__What you will do__
Some lines hold the string "NsksjApplication". Copy all of them from the material that follows.

__Extracted material__

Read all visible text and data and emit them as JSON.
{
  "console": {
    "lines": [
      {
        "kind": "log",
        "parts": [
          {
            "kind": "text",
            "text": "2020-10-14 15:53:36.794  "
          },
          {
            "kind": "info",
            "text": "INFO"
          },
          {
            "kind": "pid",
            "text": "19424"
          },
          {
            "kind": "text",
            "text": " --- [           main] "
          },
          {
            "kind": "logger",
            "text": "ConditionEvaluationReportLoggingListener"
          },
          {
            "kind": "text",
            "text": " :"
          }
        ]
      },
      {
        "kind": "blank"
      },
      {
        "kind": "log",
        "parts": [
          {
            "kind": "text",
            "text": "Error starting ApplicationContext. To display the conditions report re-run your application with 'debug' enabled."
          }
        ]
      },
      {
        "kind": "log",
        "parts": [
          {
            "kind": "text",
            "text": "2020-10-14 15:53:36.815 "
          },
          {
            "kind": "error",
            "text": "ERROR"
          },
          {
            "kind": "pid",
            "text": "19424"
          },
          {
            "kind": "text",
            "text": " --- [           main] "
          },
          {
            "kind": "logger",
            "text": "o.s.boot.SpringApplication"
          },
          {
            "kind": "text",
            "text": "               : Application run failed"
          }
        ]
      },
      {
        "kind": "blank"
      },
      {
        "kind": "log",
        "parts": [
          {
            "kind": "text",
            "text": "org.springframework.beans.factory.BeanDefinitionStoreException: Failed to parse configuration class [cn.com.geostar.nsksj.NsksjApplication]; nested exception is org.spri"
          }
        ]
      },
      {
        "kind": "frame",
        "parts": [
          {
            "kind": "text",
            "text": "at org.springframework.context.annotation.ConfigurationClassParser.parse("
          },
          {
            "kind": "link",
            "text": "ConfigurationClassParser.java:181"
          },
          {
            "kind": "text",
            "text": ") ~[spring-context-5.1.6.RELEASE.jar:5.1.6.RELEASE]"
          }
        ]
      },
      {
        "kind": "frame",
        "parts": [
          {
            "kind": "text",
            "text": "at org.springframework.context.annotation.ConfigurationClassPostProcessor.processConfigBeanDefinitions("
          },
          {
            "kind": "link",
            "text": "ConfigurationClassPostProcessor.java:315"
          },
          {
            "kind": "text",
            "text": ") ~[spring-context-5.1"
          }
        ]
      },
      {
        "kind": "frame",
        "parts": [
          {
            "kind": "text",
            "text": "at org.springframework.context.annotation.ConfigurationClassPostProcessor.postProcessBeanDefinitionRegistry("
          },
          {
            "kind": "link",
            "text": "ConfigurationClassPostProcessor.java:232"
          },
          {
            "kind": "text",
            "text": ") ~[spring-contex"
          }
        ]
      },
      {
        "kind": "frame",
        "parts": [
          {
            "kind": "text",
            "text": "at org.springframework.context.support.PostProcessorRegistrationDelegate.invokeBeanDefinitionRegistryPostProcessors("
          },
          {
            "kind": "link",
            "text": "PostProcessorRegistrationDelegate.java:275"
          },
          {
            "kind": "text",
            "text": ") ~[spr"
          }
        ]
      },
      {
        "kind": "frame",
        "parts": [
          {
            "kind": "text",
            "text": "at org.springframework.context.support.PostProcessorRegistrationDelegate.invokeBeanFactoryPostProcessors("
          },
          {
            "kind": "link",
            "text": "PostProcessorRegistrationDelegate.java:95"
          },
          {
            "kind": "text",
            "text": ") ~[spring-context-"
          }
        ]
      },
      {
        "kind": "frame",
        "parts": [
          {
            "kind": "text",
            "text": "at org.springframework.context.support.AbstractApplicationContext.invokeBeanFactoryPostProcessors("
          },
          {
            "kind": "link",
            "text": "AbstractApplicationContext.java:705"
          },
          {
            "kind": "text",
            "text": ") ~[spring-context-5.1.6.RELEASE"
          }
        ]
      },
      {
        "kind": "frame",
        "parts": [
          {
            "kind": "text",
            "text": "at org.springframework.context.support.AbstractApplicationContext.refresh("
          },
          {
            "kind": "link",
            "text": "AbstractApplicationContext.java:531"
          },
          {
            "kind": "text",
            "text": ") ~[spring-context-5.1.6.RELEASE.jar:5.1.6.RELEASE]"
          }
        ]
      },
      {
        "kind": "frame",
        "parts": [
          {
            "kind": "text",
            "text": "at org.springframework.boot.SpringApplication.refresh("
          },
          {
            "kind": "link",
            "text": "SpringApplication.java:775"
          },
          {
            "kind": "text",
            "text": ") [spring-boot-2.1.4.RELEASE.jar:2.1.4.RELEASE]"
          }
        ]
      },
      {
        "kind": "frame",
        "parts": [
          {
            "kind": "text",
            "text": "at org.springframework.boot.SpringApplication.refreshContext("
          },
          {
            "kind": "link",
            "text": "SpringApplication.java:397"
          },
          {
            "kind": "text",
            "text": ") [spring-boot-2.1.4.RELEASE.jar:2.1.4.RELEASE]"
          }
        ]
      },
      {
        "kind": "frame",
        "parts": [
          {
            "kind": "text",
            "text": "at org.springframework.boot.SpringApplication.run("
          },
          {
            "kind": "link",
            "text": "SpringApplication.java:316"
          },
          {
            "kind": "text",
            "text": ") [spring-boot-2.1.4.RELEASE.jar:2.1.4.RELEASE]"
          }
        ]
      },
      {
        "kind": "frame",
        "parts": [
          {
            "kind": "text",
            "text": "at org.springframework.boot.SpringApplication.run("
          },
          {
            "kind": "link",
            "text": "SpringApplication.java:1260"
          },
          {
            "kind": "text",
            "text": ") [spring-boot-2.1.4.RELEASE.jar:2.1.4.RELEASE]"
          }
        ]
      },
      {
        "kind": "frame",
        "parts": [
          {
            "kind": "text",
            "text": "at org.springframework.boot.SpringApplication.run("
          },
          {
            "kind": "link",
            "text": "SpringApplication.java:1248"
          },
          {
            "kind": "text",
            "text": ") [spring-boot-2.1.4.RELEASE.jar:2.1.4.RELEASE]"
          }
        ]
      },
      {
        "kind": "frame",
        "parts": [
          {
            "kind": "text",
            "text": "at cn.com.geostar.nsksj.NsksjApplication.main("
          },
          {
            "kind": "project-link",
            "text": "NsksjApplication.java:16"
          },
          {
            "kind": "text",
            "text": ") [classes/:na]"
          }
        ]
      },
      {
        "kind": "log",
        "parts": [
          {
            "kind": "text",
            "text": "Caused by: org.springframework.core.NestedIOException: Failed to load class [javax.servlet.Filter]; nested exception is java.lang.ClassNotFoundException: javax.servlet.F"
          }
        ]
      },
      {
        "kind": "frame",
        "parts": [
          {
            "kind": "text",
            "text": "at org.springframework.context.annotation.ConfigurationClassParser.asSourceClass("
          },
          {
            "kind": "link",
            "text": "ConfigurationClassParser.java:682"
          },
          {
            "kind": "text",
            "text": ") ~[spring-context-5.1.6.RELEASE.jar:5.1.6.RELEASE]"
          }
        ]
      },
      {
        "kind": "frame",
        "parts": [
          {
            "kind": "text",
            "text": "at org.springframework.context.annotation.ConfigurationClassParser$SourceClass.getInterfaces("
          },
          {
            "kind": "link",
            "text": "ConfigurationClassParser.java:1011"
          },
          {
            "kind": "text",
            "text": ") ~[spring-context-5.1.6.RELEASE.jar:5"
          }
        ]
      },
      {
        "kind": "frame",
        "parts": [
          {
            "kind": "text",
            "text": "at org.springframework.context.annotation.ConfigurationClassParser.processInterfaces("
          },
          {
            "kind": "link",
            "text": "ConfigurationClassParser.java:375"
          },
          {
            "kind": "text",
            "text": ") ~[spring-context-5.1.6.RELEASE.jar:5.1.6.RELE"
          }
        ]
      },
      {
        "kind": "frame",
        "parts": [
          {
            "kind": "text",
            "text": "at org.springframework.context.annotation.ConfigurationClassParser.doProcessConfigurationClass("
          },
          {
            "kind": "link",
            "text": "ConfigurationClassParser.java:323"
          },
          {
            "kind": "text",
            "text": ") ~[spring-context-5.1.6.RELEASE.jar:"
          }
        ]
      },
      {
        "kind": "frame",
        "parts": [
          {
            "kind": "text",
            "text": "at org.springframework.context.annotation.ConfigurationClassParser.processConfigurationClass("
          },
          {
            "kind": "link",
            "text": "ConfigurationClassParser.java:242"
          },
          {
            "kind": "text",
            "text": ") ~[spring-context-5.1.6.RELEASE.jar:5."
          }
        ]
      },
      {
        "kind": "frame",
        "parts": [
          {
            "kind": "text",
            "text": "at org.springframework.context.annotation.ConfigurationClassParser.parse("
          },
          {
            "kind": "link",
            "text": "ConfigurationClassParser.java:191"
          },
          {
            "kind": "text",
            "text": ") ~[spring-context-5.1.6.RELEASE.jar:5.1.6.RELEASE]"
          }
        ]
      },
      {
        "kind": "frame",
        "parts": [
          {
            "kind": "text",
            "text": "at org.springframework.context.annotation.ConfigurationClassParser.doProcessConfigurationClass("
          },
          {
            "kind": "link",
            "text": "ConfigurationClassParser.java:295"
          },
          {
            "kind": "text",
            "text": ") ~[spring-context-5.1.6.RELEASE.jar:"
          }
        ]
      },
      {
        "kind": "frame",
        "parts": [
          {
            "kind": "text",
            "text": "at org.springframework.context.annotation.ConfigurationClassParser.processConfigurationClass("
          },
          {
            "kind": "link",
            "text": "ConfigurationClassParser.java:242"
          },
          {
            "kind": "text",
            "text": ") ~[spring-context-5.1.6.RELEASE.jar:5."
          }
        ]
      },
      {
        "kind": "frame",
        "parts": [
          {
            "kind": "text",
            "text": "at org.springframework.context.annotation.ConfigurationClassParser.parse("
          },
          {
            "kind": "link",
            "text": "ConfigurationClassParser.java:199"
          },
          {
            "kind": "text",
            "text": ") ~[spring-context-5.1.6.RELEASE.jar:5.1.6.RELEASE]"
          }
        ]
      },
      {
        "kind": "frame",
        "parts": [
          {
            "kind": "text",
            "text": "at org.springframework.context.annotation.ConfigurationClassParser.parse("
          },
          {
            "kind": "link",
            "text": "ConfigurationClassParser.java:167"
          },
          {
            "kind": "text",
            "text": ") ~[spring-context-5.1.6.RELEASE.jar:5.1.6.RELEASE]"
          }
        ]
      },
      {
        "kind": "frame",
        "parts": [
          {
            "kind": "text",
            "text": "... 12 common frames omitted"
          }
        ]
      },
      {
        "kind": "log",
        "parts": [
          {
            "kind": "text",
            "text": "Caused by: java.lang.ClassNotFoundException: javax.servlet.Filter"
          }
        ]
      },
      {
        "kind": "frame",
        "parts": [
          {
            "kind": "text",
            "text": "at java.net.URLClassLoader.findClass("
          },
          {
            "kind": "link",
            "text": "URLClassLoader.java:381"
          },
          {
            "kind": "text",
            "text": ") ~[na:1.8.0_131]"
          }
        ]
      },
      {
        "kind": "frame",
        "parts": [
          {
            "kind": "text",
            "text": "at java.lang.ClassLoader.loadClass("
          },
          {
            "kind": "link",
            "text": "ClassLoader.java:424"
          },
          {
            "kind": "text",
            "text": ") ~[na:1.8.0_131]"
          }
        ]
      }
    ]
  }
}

__Result__
            "text": "org.springframework.beans.factory.BeanDefinitionStoreException: Failed to parse configuration class [cn.com.geostar.nsksj.NsksjApplication]; nested exception is org.spri"
            "text": "at cn.com.geostar.nsksj.NsksjApplication.main("
            "text": "NsksjApplication.java:16"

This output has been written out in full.